This paper provides an historical perspective on dual diagnosis and current developments in the delivery of mental health and addiction services to people with dual diagnosis in Ireland. In light of government policy, it describes attempts made to improve the standards of care provided, recognising deficits in services, and not just those services provided to clients with a dual diagnosis. It identifies a number of issues that need to be addressed, including training, research, service developments, co‐operation between different service providers, information availability and measurement of client outcomes. It concludes that, although there is increasing awareness of the issue of dual diagnosis, this has not resulted in significant relevant policy implementation and improvements in services provided to clients with a dual diagnosis. Yet there is sufficient evidence available for a meaningful response to dual diagnosis, given the state of play in policy and service delivery in those settings with which people with dual diagnosis engage.
Developing a dual diagnosis service in Cork, Ireland by way of participatory action research (PAR) background: internationally there is a growing consensus regarding the…

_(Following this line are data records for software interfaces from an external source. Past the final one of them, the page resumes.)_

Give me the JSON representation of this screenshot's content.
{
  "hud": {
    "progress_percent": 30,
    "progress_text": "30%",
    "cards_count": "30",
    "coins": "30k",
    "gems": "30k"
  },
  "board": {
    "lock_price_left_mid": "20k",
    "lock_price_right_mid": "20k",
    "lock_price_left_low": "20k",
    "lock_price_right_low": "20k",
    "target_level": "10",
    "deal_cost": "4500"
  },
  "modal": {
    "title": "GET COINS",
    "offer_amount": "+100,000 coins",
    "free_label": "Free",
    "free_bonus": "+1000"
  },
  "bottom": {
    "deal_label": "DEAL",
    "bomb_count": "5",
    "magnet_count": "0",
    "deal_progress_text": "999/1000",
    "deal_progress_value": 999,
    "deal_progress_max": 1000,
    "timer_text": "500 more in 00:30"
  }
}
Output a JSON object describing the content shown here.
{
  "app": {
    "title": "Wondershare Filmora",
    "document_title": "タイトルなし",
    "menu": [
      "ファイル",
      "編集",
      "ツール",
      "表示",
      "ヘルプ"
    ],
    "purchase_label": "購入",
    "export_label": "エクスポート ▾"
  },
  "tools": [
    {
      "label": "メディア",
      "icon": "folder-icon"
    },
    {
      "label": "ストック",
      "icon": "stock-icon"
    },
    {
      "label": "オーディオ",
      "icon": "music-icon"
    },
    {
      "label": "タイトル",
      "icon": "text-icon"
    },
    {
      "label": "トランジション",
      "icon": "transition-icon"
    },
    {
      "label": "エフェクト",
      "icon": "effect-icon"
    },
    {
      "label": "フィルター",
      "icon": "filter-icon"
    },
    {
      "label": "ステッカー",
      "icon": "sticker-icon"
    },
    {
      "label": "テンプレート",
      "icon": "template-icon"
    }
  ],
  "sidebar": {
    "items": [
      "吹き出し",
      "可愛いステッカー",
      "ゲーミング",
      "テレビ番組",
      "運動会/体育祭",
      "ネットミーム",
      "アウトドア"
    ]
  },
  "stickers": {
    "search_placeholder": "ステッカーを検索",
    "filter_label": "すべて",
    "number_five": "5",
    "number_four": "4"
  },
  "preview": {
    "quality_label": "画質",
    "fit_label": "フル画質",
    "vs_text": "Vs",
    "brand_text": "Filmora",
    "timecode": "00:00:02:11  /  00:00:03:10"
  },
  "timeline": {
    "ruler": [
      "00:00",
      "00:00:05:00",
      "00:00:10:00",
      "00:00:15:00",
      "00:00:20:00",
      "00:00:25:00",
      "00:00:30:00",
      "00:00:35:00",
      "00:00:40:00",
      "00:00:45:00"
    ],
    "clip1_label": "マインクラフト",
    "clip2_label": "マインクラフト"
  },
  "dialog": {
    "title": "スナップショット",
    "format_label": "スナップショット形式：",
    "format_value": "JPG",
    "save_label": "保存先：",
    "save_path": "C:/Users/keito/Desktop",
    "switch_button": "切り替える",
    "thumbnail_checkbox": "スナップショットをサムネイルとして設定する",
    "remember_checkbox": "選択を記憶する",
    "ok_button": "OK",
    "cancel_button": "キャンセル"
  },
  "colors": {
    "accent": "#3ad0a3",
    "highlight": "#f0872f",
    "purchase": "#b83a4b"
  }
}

Developing a dual diagnosis service in Cork, Ireland by way of participatory action research (PAR) background: internationally there is a growing consensus regarding the ideal of integrated treatment. In Ireland, recommendations identified the need for multi-disciplinary team integration and client participation being central to service development. Such recommendations collectively fit most appropriately with PAR, the methodological and theoretical framework best suited to achieve the objectives of the inquiry. PAR's inclusive philosophy creates processes of negotiation, self-reflexivity and exploration of power issues with the lived experience of communities. Key elements of this approach facilitate the development of emancipatory and participatory democracy whilst highlighting identified social issues through research, learning and action. The paper aims to discuss these issues.
Cyclical processes of planning, action, observation and reflection in cycle one have facilitated the introduction of PAR's methodological framework into the existing public health (Health Service Executive) system of primary care addiction and mental health services. Developing stakeholder relationships in decision making processes has been pivotal in cycle 1 as the process of collective engagement evolves. Stakeholders begin to experience their collective participation in the methods adopted and a collective sense of ownership and commitment to the iterative process begins to take shape. Stakeholders in cycle 1 have participated in multiple data generation methods including: informal interviews, planned discussion and focus groups, multidisciplinary team meetings, testimonials, observations and reflections.
Cycle 1 of this PAR inquiry has engaged stakeholders (service users and their families, practitioners including; academic/practitioners, a consultant psychiatrist, psychologist, mental health nurses, an occupational therapist, psychotherapists, an acupuncturist, an addiction counsellor, an art therapist) in an integrated process of inquiry. PAR methods adopted in this cycle have facilitated particular dual diagnosis service developments and emerging initiatives (previously unidentified). Actions collaboratively planned for and illustrated in this paper include: the implementation of a psychotherapy group and implementing direct access to an acupuncture clinic.
Stakeholders collaboratively experience PAR's methodological and theoretical approach which has facilitated service developments in cycle 1 of the inquiry. This sets the stage for the completion of actions already in motion and for further initiatives to continue to evolve as cycle 2 processes emerge.